_TASK STATEMENT_
Among the entries below, find every line that has "Party" and pull it out.

Data entries:
================================

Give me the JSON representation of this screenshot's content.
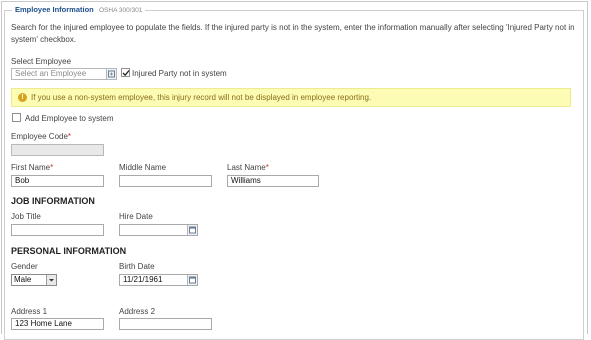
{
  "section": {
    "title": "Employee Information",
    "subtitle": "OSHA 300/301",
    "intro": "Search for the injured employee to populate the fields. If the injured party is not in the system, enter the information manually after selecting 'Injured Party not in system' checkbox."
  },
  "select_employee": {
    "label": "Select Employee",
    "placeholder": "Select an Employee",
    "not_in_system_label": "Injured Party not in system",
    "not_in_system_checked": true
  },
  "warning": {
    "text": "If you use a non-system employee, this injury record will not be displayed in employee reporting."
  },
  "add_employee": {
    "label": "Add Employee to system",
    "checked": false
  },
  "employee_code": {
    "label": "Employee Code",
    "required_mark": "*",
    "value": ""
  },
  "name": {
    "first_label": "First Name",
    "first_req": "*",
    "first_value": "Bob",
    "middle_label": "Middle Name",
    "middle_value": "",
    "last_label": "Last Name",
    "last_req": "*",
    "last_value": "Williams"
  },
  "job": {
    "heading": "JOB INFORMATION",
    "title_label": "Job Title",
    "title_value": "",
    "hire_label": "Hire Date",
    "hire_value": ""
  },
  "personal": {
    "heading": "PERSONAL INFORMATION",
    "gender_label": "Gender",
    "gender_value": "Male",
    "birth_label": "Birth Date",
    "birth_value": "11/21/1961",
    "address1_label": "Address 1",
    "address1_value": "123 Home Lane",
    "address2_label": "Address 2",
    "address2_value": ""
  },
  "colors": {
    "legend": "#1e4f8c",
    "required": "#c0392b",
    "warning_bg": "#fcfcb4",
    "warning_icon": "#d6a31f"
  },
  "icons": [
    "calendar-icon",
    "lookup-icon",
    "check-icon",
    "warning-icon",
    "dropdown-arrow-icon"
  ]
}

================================

_WRITTEN REPLY_
    "intro": "Search for the injured employee to populate the fields. If the injured party is not in the system, enter the information manually after selecting 'Injured Party not in system' checkbox."
    "not_in_system_label": "Injured Party not in system",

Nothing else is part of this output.